* _WHAT IS REQUIRED_
Would you repeat all the lines below, exactly as they stand?

* _RECORDS FOR THE TASK_
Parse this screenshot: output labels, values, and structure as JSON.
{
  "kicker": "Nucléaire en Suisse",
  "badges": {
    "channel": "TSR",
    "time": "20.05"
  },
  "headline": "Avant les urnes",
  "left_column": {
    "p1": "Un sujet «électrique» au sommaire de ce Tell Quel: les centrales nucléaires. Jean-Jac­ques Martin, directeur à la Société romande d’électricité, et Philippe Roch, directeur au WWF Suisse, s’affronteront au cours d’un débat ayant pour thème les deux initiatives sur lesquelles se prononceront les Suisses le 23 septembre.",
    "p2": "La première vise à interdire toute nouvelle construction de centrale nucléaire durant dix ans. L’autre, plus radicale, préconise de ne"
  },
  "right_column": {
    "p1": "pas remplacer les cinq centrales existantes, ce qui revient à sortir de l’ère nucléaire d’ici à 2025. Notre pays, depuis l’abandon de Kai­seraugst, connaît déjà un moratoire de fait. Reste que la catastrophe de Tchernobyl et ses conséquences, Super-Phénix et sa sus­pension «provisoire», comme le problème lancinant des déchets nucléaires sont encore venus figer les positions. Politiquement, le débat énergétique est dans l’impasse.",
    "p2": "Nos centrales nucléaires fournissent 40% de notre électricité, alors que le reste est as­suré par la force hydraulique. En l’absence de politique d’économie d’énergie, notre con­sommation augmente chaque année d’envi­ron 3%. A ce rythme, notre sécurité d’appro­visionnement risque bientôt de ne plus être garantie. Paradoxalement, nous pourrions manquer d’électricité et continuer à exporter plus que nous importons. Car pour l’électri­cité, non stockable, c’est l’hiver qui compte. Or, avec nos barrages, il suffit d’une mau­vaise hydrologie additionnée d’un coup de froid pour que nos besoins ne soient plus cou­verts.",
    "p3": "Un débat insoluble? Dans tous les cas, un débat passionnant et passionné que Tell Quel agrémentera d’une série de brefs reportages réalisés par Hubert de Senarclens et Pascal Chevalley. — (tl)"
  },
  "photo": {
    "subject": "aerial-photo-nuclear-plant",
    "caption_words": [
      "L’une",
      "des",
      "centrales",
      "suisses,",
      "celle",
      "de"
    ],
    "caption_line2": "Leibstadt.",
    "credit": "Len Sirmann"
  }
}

* _ANSWER AREA_
Parse this screenshot: output labels, values, and structure as JSON.
{
  "kicker": "Nucléaire en Suisse",
  "badges": {
    "channel": "TSR",
    "time": "20.05"
  },
  "headline": "Avant les urnes",
  "left_column": {
    "p1": "Un sujet «électrique» au sommaire de ce Tell Quel: les centrales nucléaires. Jean-Jac­ques Martin, directeur à la Société romande d’électricité, et Philippe Roch, directeur au WWF Suisse, s’affronteront au cours d’un débat ayant pour thème les deux initiatives sur lesquelles se prononceront les Suisses le 23 septembre.",
    "p2": "La première vise à interdire toute nouvelle construction de centrale nucléaire durant dix ans. L’autre, plus radicale, préconise de ne"
  },
  "right_column": {
    "p1": "pas remplacer les cinq centrales existantes, ce qui revient à sortir de l’ère nucléaire d’ici à 2025. Notre pays, depuis l’abandon de Kai­seraugst, connaît déjà un moratoire de fait. Reste que la catastrophe de Tchernobyl et ses conséquences, Super-Phénix et sa sus­pension «provisoire», comme le problème lancinant des déchets nucléaires sont encore venus figer les positions. Politiquement, le débat énergétique est dans l’impasse.",
    "p2": "Nos centrales nucléaires fournissent 40% de notre électricité, alors que le reste est as­suré par la force hydraulique. En l’absence de politique d’économie d’énergie, notre con­sommation augmente chaque année d’envi­ron 3%. A ce rythme, notre sécurité d’appro­visionnement risque bientôt de ne plus être garantie. Paradoxalement, nous pourrions manquer d’électricité et continuer à exporter plus que nous importons. Car pour l’électri­cité, non stockable, c’est l’hiver qui compte. Or, avec nos barrages, il suffit d’une mau­vaise hydrologie additionnée d’un coup de froid pour que nos besoins ne soient plus cou­verts.",
    "p3": "Un débat insoluble? Dans tous les cas, un débat passionnant et passionné que Tell Quel agrémentera d’une série de brefs reportages réalisés par Hubert de Senarclens et Pascal Chevalley. — (tl)"
  },
  "photo": {
    "subject": "aerial-photo-nuclear-plant",
    "caption_words": [
      "L’une",
      "des",
      "centrales",
      "suisses,",
      "celle",
      "de"
    ],
    "caption_line2": "Leibstadt.",
    "credit": "Len Sirmann"
  }
}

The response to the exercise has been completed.